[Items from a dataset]
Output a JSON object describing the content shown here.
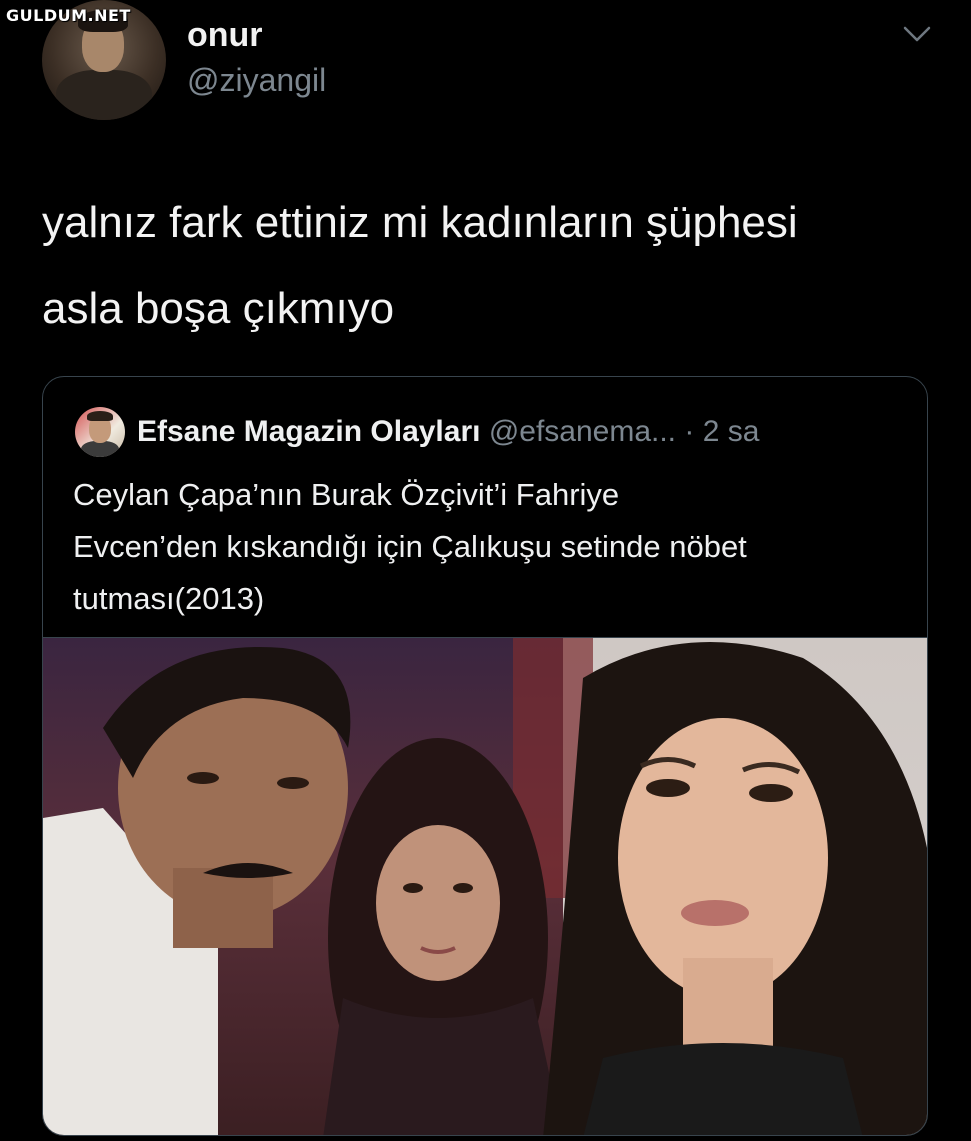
{
  "watermark": "GULDUM.NET",
  "tweet": {
    "display_name": "onur",
    "handle": "@ziyangil",
    "text": "yalnız fark ettiniz mi kadınların şüphesi\nasla boşa çıkmıyo"
  },
  "quoted_tweet": {
    "display_name": "Efsane Magazin Olayları",
    "handle": "@efsanema...",
    "separator": "·",
    "time": "2 sa",
    "text": "Ceylan Çapa’nın Burak Özçivit’i Fahriye\nEvcen’den kıskandığı için Çalıkuşu setinde nöbet\ntutması(2013)"
  },
  "icons": {
    "menu": "chevron-down-icon"
  },
  "colors": {
    "background": "#000000",
    "secondary_text": "#7d8790",
    "border": "#38444d"
  }
}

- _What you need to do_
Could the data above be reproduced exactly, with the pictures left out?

- _Exercise solution_
Output a JSON object describing the content shown here.
{
  "watermark": "GULDUM.NET",
  "tweet": {
    "display_name": "onur",
    "handle": "@ziyangil",
    "text": "yalnız fark ettiniz mi kadınların şüphesi\nasla boşa çıkmıyo"
  },
  "quoted_tweet": {
    "display_name": "Efsane Magazin Olayları",
    "handle": "@efsanema...",
    "separator": "·",
    "time": "2 sa",
    "text": "Ceylan Çapa’nın Burak Özçivit’i Fahriye\nEvcen’den kıskandığı için Çalıkuşu setinde nöbet\ntutması(2013)"
  },
  "icons": {
    "menu": "chevron-down-icon"
  },
  "colors": {
    "background": "#000000",
    "secondary_text": "#7d8790",
    "border": "#38444d"
  }
}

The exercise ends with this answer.